I must also point out that whether or not you can afford the health care you need is not only a function of whether you had the entrepreneurial spirit, talent and drive to become as rich as Ayn Rand; it is also a function of the pure luck of whether you are hit by a cosmic ray that causes a gene mutation that gives you cancer, or hit by a bus, or born with a genetic predisposition for diabetes, or any of an infinite number of possible misfortunes. The Free Market does not allocate these misfortunes by an invisible hand, rather shit happens.

So we need to at least start by acknowledging some simple, indisputable truths. That does not seem to be within the philosophy of some people.


Anonymous said...

"That's right, you pay your taxes, and the government pays for your health care."

Sounds GREAT! However, you're a little short on details.

If there is only one payer, that payer holds all of the power to decide what "healthcare" means.

When the budget gets tight, what services will be denied older Americans as this single payer decides that, for the good of the whole, heart transplants won't be covered for those over a certain age? Oh, you're one year over the limit? Sucks to be you!
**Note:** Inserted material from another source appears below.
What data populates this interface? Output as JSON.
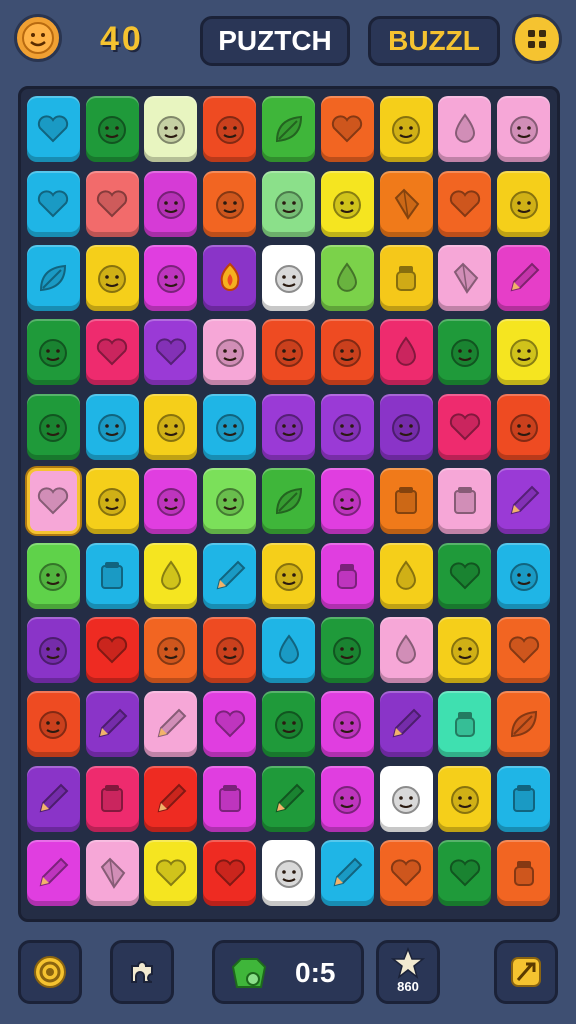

And if this single payer decides that gun ownership or homelessness is really just a health issue? Haven't we already seen this kind of scope creep happen in other juggernaut government bureaucracies?

These are important concerns that will have to be addressed before many will cede what little control they have now to the all-knowing benevolent federal government.
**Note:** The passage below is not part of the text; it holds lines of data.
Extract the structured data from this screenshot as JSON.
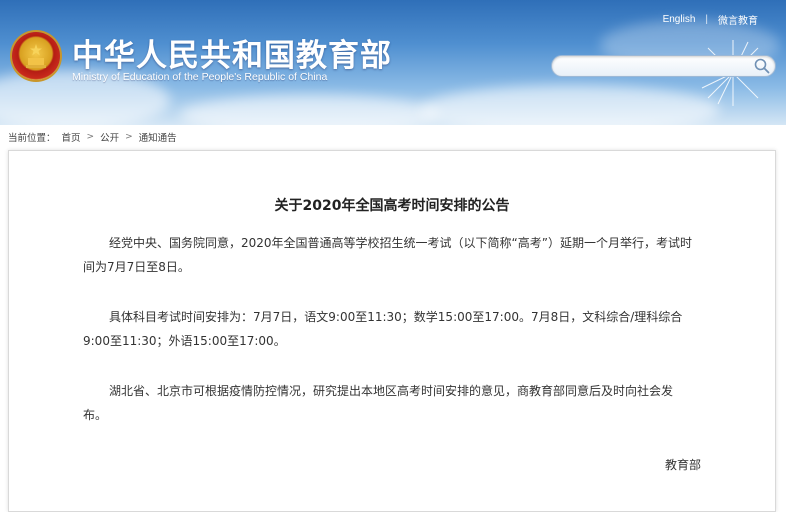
{
  "header": {
    "title": "中华人民共和国教育部",
    "subtitle": "Ministry of Education of the People's Republic of China",
    "links": {
      "english": "English",
      "separator": "|",
      "weixin": "微言教育"
    },
    "search": {
      "placeholder": "",
      "value": ""
    }
  },
  "breadcrumb": {
    "label": "当前位置：",
    "items": [
      "首页",
      "公开",
      "通知通告"
    ],
    "separator": ">"
  },
  "article": {
    "title": "关于2020年全国高考时间安排的公告",
    "paragraphs": [
      "经党中央、国务院同意，2020年全国普通高等学校招生统一考试（以下简称“高考”）延期一个月举行，考试时间为7月7日至8日。",
      "具体科目考试时间安排为：7月7日，语文9:00至11:30；数学15:00至17:00。7月8日，文科综合/理科综合9:00至11:30；外语15:00至17:00。",
      "湖北省、北京市可根据疫情防控情况，研究提出本地区高考时间安排的意见，商教育部同意后及时向社会发布。"
    ],
    "signature": "教育部"
  },
  "colors": {
    "banner": "#2f6fb8",
    "accent": "#c92a1c"
  }
}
Anonymous said...

Even if you raise the money yourself and want to go overseas to seek treatment, Great Britain's National Healthcare' death panel won't allow it.

People are watching...

Smith said...

I'm so tired of dweebish skeptics. It works in other countries, but it can't work here because...freedom blah blah blah

Anonymous said...

I really hate to pick on Smith, but he is the poster boy for the uninformed liberal stooge of the Democrats that doesn't understand much about this subject.

Holland, Germany and Switzerland all have mandatory insurance systems from private sector insurance companies. Finland, Sweden and Denmark have single payer government systems, but it's the local governments that collect the taxes and pay the bills giving them a lot of local control. This is probably why those social democracies seem to work the best. The Danish national income tax rate is only 3.7%.

Great Britain's national system which is, indeed, the model most liberals are clamoring for America, has an atrocious mortality amenable to health care rate.

Being a professional egghead in this field, I'm sure Mr. Cervantes knows all of this.

Smith said...

What an insulting asshole "Anonymous" is! Full of himself, pompous, bluster and hot air. Dick. Thinks he understands everything and everyone, and understands NOTHING. But wants to haunt this site to make trouble.


Smith said...

PS I can see why "Anonymous" remains anonymous!

Justin Cohen said...

PPS Gee, do you think "Anonymous" is a caucasian male who likes confrontation, and uses this site to play out his unresolved childhood feelings of victimhood? Why, yes!

Daniel said...

I believe that you are correct in your assertion that a single payer system would be more cost effective and allow for more universal coverage. I also believe that health care is an entitlement and I'm constantly surprised that there is any disagreement about this, but so it goes. The train has left the station Cervantes and single payer health care in any near future isn't going to happen.

What are the best thoughts on how to shore up the existing system? I think that is what we should focus on.

Smith said...

Thank you, Daniel, for your intelligent contribution to this discussion. Glad you're on this site.

Anonymous said...

To Anonymous-1
So you are saying that single payer health insurance in the US will be identical with that in Great Britain?
I would bet you any amount that a situation like Charlie Gard's wouldn't happen under single payer in the US.
But lots of people here with serious conditions are being kicked out of their health plans because they didn't report a 30 year old medical procedure on their application, or lose their Medicaid because they aren't close enough to the poverty level in their state.
We have hundreds of death panels here right now.

Smith said...

Truth! Wish George were still with us.